The U.S. Supreme Court also has emphasized the importance of the pretrial order. As stated in Rockwell Intern. Corp. v. U.S. (2007) 549 U.S. 457, 474, “[C]laims, issues, defenses, or theories of damages not included in the pretrial order are waived even if they appeared in the complaint and, conversely, the inclusion of a claim in the pretrial order is deemed to amend any previous pleadings which did not include that claim.” Thus, even an entirely new claim or defense in a pretrial order will be deemed to amend the previous pleadings to state the new claim or defense.
Here, The Final Call did not assert any affirmative defenses in response to the original Complaint or the First Amended Complaint. And when plaintiff Ali filed a Second Amended Complaint, The Final Call did not file an answer asserting the defenses of implied license and laches until many months later.
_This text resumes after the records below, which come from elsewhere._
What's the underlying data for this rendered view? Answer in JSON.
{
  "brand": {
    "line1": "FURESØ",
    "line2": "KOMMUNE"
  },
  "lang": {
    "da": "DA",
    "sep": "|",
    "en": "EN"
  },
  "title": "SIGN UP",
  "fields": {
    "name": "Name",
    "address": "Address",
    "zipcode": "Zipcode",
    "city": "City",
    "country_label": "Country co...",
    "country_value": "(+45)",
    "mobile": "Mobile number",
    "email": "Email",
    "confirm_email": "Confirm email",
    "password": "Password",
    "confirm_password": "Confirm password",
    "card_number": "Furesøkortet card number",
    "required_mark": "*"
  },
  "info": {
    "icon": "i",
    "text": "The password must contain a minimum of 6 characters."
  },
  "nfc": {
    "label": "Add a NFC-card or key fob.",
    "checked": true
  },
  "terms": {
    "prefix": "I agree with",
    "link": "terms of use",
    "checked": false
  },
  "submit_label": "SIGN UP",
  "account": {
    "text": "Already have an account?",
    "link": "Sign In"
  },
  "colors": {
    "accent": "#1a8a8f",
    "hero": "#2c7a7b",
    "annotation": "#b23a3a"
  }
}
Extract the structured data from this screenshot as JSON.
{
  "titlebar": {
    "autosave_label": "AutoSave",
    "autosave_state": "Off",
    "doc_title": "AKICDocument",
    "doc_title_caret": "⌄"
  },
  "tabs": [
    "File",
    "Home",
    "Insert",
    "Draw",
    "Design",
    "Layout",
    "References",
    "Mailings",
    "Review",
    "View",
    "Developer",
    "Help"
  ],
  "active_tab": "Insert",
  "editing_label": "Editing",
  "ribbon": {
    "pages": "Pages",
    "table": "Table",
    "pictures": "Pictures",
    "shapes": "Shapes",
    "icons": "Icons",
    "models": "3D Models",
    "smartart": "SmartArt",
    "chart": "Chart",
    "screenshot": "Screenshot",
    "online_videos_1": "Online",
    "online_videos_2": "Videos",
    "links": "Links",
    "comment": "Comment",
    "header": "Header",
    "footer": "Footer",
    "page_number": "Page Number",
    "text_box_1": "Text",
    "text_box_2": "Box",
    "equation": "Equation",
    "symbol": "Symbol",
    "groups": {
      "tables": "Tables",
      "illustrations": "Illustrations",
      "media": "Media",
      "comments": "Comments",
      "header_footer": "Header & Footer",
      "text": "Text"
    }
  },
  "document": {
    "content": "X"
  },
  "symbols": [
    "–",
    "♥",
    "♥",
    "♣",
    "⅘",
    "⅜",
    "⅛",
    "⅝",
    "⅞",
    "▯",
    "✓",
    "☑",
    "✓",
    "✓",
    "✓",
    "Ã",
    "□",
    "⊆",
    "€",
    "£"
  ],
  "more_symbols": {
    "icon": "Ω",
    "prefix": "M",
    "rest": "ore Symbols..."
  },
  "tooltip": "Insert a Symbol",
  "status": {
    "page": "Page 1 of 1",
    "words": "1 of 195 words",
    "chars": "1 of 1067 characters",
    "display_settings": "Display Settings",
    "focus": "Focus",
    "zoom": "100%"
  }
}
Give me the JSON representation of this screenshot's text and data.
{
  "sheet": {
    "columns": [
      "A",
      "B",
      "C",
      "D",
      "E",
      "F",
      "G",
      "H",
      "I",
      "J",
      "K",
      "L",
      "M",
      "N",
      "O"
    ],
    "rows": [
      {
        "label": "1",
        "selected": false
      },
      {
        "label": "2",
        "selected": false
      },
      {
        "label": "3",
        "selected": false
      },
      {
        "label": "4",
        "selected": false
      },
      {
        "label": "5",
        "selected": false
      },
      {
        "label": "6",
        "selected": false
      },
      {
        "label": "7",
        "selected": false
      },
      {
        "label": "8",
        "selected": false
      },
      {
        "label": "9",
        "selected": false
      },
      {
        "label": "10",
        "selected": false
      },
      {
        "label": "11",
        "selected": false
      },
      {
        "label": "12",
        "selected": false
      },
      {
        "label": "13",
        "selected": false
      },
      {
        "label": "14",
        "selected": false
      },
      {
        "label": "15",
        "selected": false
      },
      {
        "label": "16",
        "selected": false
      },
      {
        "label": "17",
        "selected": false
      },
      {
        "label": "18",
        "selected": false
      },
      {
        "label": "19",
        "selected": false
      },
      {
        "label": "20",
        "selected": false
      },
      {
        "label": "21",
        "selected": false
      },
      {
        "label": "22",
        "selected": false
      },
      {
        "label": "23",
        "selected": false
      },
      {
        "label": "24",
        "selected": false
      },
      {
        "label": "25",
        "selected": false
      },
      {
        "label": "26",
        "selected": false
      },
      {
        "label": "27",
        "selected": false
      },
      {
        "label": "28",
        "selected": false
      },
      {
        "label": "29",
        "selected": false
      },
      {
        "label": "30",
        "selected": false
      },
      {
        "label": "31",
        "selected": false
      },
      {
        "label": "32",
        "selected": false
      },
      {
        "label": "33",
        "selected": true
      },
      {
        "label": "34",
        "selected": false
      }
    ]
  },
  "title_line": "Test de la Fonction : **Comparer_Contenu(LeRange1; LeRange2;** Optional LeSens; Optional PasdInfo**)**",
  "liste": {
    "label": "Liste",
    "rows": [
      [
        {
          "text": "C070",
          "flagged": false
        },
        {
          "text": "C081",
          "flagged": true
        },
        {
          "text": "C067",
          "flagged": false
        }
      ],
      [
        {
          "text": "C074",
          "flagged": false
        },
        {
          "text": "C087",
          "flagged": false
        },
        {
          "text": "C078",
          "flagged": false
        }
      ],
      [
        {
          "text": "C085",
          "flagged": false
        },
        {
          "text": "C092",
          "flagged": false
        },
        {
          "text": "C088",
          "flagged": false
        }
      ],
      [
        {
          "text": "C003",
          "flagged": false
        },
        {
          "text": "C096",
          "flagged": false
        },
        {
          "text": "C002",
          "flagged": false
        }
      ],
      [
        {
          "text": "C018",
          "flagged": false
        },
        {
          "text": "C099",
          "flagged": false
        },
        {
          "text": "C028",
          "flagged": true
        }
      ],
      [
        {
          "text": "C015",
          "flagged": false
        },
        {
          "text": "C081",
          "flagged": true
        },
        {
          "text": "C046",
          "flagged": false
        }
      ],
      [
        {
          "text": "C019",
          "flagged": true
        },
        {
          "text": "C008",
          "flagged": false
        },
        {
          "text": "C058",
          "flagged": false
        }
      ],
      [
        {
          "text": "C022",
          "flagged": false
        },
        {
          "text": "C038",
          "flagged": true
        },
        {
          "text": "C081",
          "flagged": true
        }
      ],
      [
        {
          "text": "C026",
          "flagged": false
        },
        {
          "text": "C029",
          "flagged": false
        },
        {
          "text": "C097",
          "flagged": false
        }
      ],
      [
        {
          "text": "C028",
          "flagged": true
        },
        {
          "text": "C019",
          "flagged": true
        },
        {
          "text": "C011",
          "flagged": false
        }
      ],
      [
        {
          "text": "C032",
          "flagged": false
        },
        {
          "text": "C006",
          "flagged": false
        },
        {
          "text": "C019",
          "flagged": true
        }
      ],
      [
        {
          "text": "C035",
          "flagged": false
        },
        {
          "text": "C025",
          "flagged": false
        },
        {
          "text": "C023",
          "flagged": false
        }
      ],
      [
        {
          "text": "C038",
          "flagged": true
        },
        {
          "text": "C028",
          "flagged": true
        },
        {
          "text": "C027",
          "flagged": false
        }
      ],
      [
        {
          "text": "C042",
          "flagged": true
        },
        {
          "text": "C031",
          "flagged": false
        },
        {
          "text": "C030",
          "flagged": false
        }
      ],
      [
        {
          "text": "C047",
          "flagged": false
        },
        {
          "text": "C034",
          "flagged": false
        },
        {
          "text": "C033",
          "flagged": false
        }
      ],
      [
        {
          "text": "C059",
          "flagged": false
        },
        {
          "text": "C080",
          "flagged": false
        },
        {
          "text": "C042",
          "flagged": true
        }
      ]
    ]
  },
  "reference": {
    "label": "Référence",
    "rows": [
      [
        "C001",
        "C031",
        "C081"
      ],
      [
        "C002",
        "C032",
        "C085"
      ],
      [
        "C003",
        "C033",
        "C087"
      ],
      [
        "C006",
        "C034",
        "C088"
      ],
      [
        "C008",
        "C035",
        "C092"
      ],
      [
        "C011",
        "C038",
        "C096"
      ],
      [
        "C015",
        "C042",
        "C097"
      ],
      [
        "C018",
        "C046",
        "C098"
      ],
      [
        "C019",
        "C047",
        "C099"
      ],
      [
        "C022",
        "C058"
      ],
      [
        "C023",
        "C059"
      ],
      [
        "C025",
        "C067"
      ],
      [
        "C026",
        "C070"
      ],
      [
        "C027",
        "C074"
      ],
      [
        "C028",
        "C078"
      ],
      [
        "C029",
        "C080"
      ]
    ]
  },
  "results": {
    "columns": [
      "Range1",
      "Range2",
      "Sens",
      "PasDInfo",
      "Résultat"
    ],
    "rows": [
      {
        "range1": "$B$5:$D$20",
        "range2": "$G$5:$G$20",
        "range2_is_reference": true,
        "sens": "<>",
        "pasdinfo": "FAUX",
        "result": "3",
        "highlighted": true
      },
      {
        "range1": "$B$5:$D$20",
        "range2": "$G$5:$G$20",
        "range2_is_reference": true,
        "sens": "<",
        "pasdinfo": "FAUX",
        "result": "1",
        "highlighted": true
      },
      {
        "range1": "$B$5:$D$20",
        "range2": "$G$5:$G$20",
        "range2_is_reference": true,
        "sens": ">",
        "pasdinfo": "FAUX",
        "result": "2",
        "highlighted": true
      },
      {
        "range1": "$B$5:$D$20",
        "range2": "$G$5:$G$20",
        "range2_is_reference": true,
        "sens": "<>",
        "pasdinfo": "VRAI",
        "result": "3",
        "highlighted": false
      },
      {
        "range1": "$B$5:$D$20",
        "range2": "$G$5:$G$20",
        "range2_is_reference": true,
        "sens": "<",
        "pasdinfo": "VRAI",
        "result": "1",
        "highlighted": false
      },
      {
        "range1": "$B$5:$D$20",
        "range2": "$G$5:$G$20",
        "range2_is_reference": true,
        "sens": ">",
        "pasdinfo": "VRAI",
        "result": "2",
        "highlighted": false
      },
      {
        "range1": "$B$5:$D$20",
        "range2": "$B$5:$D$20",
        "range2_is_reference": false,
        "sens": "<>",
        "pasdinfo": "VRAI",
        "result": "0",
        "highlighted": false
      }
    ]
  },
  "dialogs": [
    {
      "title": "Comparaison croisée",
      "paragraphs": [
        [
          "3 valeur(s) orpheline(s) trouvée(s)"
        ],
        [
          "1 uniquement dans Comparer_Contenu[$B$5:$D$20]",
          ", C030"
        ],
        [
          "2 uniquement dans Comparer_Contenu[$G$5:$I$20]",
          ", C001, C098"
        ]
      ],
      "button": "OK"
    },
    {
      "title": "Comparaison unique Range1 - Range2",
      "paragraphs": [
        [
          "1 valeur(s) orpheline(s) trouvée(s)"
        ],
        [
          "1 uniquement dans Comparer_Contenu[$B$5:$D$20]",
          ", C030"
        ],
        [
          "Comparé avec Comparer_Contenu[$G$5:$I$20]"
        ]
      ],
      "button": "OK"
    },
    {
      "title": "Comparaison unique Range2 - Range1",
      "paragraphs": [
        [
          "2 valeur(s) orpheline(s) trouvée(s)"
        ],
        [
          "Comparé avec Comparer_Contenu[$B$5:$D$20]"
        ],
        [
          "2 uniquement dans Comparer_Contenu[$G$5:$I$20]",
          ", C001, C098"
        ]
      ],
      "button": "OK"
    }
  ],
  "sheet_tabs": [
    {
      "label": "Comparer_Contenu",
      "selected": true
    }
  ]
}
By then, The Final Call’s answer was untimely, fact discovery had long-since closed, and Ali had filed a summary judgment motion that was fully briefed for decision by the court. That prompted Ali to file a motion to strike The Final Call’s newly asserted affirmative defenses as untimely and prejudicial.
The district court never ruled on Ali’s motion to strike, however, because The Final Call withdrew the affirmative defenses (implied license and laches) at the pretrial conference. The Final Call argued that it was Ali’s burden to prove the copies were unauthorized. And it did not seem to matter, because at the Pretrial Conference, the district court judge said, “[I]f it turns out that lack of authorization is the plaintiff’s burden, then…the defendant can certainly — regardless of whether the defendant has waived irrevocably the ability to assert affirmative defenses, he can certainly make that argument against one of the elements of your claim.”
When the Seventh Circuit ultimately determined that the defendant has the burden of proving defenses such as implied license and the first sale doctrine, The Final Call’s withdrawal of its affirmative defenses at the pretrial conference turned out to be the “nail in the coffin.”
Nevertheless, the Seventh Circuit’s opinion went on to analyze and explain how The Final Call had not proved the elements of implied license or first sale. That analysis (in the final paragraphs of the opinion) highlights another key take-away:
By not clarifying whether it has the burden of proving a particular defense early in a case, a defendant may miss out on the opportunity to discover facts, and to identify, prepare, and call witnesses at trial that can establish facts supporting each element of its affirmative defenses.
As a final take-away from Ali v. Final Call, those who make or distribute copies of other’s works should be prepared to prove their right to do so by creating and maintaining records that show authorization or other defenses – even if it was many years ago. As the Seventh Circuit noted, “if there is evidence of a license, it is most likely to be in the possession of the purported licensee.”